Australia's wheat production is expected to decrease significantly, according to the country's agricultural department. Production of winter crops, including wheat, is expected to fall by more than 30% from previous record highs.
The Department of Agriculture, Fisheries and Forestry's June crop report shows that Australia's total winter crop production for the 2023-24 season is estimated to fall by 34% to 44.9 million tonnes. This is about 3% below the 10-year average up to 2022-23, which was 46.4 million tonnes. In particular, the report highlights a significant decline in wheat and barley production, with falls of 34% and 30% respectively. Wheat production is forecast to fall to 26.2 million tonnes and barley production to 9.9 million tonnes. These figures are below the 10-year average for both crops.
Australian wheat exports are forecast to fall to 23 million tonnes in the 2023/24 season, down 7 million tonnes from the record export programme of 30 million tonnes the previous year. Despite the decline, this export volume would still be the fifth largest on record.
A Singapore-based trader told Reuters that while Asian millers have enjoyed ample supplies from Australia over the past three years, they may need to seek alternative sources for the coming year. It was suggested that supplies from Europe, the Black Sea region and to some extent the United States could potentially replace Australian wheat.

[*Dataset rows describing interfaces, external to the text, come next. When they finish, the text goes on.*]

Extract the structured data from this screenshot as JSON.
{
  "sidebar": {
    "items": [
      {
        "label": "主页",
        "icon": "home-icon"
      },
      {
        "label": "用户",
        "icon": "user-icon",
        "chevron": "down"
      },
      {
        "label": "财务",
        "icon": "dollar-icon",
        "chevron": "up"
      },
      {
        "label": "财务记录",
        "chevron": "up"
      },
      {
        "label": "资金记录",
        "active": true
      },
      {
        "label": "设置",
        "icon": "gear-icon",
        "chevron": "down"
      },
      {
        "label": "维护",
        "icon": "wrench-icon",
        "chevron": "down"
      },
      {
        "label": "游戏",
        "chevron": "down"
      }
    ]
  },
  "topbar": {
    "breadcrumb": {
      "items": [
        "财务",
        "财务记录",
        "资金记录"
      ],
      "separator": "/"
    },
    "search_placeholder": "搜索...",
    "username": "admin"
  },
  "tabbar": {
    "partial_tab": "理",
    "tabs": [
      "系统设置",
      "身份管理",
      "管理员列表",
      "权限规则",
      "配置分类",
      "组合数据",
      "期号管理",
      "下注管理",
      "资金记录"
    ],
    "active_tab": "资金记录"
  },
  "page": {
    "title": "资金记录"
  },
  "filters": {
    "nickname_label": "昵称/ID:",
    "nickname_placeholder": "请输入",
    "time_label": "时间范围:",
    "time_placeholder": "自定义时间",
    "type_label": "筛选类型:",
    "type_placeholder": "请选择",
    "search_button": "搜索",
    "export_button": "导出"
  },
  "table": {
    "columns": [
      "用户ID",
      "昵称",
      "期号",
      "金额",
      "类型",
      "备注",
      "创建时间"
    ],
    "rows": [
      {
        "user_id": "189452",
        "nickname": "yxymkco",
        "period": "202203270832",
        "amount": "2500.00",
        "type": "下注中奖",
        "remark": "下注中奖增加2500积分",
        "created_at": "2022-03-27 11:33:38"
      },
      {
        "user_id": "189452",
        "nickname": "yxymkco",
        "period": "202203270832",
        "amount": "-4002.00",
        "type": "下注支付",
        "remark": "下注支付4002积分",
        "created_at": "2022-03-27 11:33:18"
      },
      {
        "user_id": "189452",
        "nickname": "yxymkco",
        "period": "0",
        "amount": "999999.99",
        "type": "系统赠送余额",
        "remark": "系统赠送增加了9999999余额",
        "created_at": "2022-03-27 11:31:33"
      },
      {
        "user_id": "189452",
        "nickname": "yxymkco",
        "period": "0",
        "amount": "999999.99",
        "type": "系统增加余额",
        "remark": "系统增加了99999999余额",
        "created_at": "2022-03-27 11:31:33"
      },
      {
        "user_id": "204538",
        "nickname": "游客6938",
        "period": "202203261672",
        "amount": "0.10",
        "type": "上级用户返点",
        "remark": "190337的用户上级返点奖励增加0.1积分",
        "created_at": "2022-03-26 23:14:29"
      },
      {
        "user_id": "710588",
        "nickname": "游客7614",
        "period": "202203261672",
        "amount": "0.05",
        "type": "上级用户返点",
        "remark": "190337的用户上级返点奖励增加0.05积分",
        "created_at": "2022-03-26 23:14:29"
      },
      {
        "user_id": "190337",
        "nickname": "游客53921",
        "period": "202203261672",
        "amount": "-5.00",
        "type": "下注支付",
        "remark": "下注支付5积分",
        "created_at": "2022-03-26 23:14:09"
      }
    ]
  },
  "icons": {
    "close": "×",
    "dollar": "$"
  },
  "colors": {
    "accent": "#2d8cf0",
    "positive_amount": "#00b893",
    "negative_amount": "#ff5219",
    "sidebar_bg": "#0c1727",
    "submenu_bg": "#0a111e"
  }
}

Australia is currently the world's second largest wheat exporter, supplying major markets in Asia, the Middle East and Africa. The country's geographical proximity to Asia has been an advantage in meeting the continent's growing food demand. However, the expected decline in wheat production is raising concerns about the availability of Australian wheat to these markets next year.